West Suffolk Hospital’s leadership has promised action to address its working culture after a respected health body raised further concerns about how management pressure is affecting the wellbeing of staff.
The Royal College of Anaesthetists, a watchdog for surgery standards, has removed the Bury St Edmunds infirmary from its voluntary list of accredited hospitals after a review.
A spokesman said: "This decision was in part because of concerns about management culture and the wellbeing of staff members."
West Suffolk Hospital has been accused of suppressing whistleblowers. The Guardian reported a 'witch hunt' was carried out to find a member of staff who revealed errors by the trust had contributed to a woman's death. Bosses had asked for handwriting and fingerprint samples to identify who wrote a letter which tipped-off Susan Warby's husband.
In January, the trust was downgraded from 'outstanding' to 'requires improvement'by the Care Quality Commission (CQC)
The college's president Professor Ravi Mahajan wrote a letter to hospital chief Steve Dunn in July, asking for change. He also shared his findings with the CQC.
The college's accreditation scheme, which West Suffolk Hospital has now been taken off, engages anaesthesia departments in voluntary quality improvement. This is done by peer review against benchmarks.
The accreditation is voluntary and does not impact on West Suffolk Hospital's offering.
While an external review is being completed by NHS England, the trust has committed to making improvements to regain the accreditation.
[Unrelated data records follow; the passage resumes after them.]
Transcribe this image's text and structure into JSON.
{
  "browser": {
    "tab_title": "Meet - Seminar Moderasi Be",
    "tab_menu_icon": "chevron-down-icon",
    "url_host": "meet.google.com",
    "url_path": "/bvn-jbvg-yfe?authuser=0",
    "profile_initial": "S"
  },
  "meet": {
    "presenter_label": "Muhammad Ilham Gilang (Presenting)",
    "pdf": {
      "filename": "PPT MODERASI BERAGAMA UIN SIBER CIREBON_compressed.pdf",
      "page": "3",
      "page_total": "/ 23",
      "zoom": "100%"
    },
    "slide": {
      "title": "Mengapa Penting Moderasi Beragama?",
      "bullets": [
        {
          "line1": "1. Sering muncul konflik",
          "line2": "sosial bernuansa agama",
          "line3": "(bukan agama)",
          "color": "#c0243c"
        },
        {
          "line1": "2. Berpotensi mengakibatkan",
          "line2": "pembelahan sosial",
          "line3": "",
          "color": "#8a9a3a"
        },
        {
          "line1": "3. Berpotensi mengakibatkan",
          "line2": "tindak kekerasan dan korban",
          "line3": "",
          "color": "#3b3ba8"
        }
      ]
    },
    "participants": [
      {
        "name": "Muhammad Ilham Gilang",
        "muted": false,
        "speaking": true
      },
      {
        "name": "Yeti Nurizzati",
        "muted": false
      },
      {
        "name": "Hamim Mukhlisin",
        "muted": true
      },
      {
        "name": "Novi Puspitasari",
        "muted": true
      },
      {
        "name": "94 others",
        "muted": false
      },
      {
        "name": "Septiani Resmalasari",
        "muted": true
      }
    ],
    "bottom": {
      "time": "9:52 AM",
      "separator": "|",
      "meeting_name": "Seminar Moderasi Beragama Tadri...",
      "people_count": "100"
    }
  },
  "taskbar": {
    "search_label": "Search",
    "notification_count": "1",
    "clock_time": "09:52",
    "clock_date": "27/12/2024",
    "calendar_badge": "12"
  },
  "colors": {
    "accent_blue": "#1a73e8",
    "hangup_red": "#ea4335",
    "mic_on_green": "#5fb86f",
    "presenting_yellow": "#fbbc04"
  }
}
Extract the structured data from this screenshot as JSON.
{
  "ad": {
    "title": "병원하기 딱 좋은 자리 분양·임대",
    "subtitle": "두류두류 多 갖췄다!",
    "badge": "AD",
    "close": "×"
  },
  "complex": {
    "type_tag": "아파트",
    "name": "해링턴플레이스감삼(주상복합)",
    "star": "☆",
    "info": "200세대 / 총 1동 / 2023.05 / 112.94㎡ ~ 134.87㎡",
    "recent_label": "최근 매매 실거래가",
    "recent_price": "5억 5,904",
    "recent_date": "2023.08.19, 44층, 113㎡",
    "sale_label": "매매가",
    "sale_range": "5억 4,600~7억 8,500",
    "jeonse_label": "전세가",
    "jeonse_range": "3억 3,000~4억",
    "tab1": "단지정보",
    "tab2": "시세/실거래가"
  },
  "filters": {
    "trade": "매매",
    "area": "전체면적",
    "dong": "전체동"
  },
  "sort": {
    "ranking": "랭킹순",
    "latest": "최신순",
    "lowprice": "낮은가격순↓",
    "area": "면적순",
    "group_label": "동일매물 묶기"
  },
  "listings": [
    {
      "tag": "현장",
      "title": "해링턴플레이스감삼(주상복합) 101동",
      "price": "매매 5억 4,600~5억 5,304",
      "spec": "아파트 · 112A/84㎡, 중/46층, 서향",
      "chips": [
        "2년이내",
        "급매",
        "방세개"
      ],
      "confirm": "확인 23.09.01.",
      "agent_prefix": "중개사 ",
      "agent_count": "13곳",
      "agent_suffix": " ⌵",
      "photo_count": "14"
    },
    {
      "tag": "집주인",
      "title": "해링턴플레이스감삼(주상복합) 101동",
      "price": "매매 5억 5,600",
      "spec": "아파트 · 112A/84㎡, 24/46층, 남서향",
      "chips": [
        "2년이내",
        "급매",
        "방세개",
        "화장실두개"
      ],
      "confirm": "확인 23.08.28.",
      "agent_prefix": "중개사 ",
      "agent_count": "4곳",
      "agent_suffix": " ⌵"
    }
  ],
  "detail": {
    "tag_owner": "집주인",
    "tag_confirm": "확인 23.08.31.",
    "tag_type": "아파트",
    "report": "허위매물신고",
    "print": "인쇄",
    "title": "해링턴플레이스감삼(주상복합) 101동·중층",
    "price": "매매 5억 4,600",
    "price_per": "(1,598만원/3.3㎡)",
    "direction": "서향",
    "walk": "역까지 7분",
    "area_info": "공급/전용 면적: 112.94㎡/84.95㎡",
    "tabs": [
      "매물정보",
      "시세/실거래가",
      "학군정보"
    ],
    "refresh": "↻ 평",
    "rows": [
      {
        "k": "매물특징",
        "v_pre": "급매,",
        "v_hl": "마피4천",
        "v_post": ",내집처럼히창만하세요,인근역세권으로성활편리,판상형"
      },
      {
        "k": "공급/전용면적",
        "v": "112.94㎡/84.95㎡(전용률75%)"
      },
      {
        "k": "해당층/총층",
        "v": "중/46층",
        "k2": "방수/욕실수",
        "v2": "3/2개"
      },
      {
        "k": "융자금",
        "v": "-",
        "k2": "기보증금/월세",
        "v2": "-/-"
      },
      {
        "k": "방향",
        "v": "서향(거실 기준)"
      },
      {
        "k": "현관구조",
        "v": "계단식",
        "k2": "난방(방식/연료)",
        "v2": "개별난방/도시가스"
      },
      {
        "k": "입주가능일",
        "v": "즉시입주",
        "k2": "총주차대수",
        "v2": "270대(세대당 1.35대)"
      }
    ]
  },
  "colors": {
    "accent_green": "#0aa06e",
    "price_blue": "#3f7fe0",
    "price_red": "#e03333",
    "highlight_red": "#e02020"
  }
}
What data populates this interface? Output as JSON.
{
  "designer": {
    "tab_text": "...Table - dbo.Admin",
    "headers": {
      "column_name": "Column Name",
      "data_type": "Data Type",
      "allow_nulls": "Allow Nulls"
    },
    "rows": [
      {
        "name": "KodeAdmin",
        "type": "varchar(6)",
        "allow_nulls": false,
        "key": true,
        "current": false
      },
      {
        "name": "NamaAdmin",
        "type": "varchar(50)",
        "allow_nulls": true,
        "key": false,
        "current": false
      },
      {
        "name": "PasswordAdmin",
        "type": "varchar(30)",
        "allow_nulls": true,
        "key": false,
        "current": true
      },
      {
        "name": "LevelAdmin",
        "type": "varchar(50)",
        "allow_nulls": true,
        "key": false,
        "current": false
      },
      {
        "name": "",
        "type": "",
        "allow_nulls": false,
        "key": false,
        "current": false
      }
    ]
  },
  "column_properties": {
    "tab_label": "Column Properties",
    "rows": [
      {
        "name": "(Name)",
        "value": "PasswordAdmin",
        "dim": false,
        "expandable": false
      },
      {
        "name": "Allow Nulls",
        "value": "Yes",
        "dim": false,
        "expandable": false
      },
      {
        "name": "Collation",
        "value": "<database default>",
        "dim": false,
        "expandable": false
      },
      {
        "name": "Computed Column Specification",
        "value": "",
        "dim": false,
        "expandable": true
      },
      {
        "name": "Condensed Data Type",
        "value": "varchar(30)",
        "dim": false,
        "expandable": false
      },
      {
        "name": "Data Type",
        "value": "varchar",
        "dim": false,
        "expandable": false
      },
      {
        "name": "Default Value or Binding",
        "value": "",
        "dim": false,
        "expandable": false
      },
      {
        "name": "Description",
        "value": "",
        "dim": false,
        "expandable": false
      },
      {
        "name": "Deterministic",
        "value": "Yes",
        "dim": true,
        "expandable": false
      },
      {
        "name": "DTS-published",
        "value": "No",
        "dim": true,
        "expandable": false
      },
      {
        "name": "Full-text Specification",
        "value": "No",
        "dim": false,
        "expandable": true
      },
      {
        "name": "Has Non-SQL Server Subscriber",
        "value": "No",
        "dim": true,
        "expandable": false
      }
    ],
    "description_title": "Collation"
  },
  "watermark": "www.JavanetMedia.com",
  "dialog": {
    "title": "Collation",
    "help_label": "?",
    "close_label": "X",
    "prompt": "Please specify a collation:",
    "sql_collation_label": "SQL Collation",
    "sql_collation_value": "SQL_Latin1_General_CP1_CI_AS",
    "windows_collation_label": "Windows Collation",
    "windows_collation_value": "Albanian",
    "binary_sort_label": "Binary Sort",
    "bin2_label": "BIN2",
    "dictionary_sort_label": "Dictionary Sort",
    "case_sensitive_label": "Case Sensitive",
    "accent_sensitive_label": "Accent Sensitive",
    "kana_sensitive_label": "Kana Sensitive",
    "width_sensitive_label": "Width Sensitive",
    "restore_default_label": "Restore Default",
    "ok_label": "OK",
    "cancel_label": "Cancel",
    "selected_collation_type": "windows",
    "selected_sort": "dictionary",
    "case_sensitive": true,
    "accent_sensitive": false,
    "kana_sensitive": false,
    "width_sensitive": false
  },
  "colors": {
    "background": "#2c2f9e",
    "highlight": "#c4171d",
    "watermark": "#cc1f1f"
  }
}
Leaders are also working on an improvement plan ahead of its next CQC inspection, which includes further work to boost staff engagement.
"We have done extensive work this year to act on feedback."
A spokesperson for the West Suffolk NHS Foundation Trust, said: “Ensuring our colleagues work in a supportive, safe environment is good for our staff and means better patient care, which is why we have done extensive work this year to act on feedback about our working culture, including taking action to address the concerns raised by the Royal College of Anaesthetists.”
A rapid review of the hospital, ordered by the government in January, has been put back to December because of the coronavirus crisis.